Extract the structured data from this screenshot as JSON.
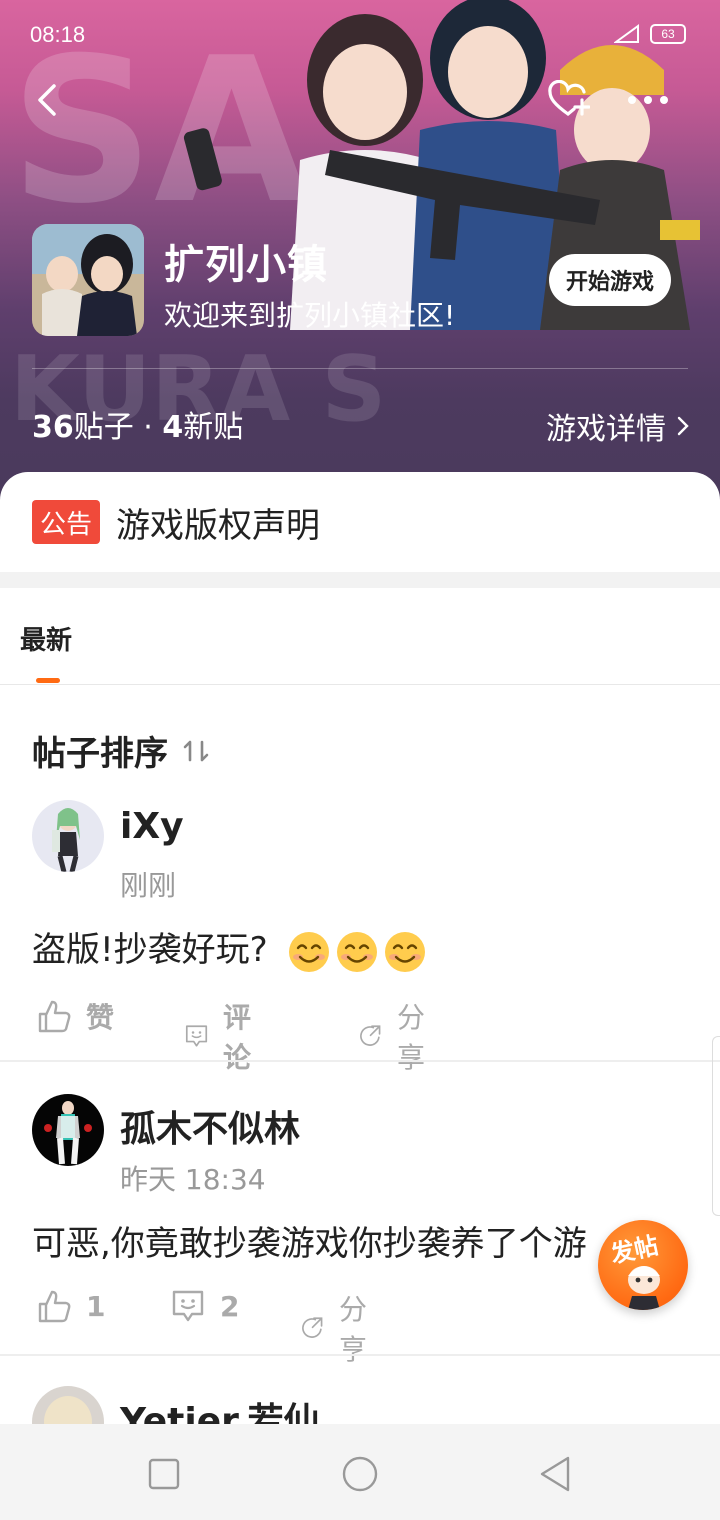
{
  "status_bar": {
    "time": "08:18",
    "battery": "63"
  },
  "colors": {
    "accent": "#ff6a13",
    "notice_red": "#f04a3a",
    "header_top": "#d9659f",
    "header_bottom": "#4a3a5c"
  },
  "header": {
    "back_icon": "chevron-left-icon",
    "favorite_icon": "heart-plus-icon",
    "more_icon": "more-dots-icon",
    "title": "扩列小镇",
    "subtitle": "欢迎来到扩列小镇社区!",
    "start_button": "开始游戏",
    "stats": {
      "posts_count": "36",
      "posts_label": "贴子",
      "separator": " · ",
      "new_count": "4",
      "new_label": "新贴"
    },
    "detail_link": "游戏详情"
  },
  "notice": {
    "badge": "公告",
    "text": "游戏版权声明"
  },
  "tabs": [
    {
      "label": "最新",
      "active": true
    }
  ],
  "sort": {
    "label": "帖子排序",
    "icon": "sort-arrows-icon"
  },
  "posts": [
    {
      "author": "iXy",
      "time": "刚刚",
      "text": "盗版!抄袭好玩?",
      "emoji": [
        "😊",
        "😊",
        "😊"
      ],
      "like": "赞",
      "comment": "评论",
      "share": "分享"
    },
    {
      "author": "孤木不似林",
      "time": "昨天 18:34",
      "text": "可恶,你竟敢抄袭游戏你抄袭养了个游",
      "like": "1",
      "comment": "2",
      "share": "分享"
    },
    {
      "author": "Yetier.若仙"
    }
  ],
  "fab": {
    "label": "发帖"
  },
  "system_nav": {
    "recent_icon": "square-icon",
    "home_icon": "circle-icon",
    "back_icon": "triangle-back-icon"
  }
}
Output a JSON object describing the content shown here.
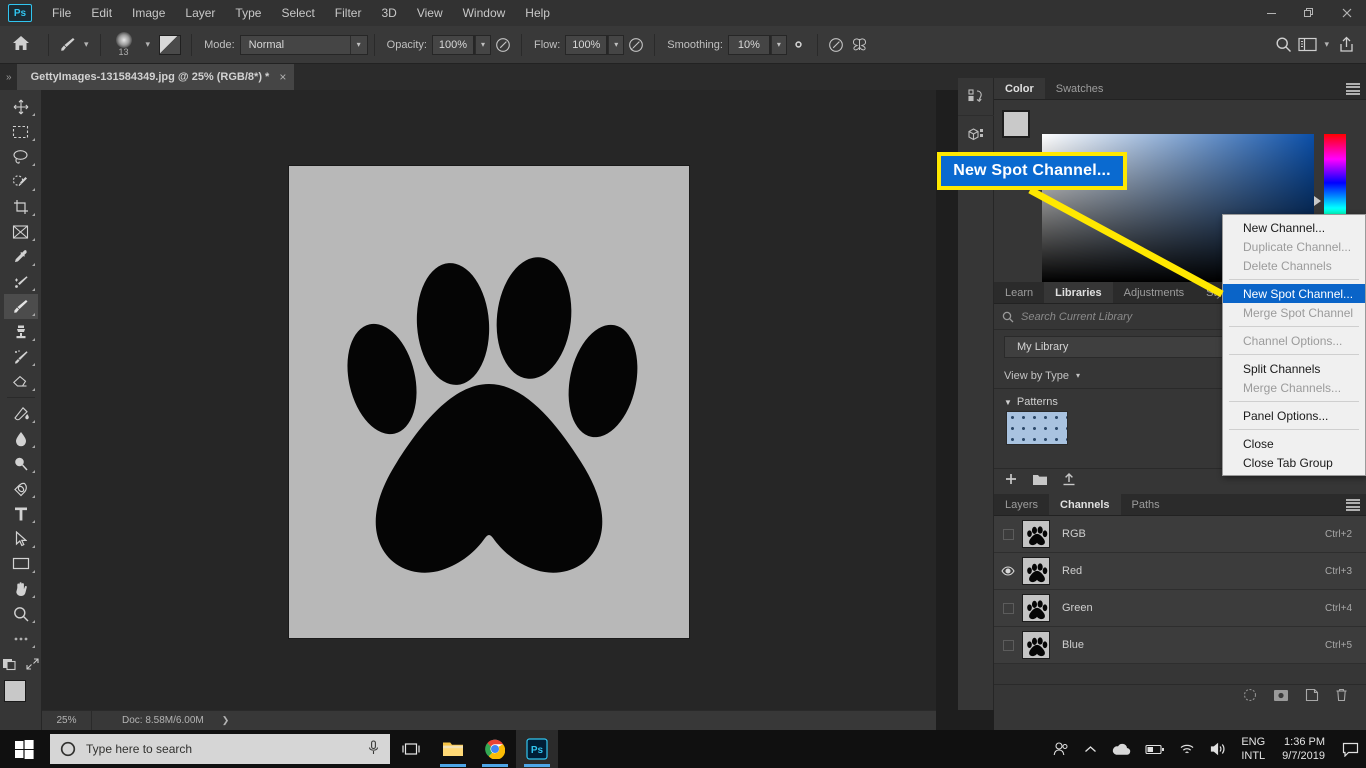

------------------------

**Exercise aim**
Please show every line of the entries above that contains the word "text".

**Answer to this exercise**
    "text": "游戏版权声明"
      "text": "盗版!抄袭好玩?",
      "text": "可恶,你竟敢抄袭游戏你抄袭养了个游",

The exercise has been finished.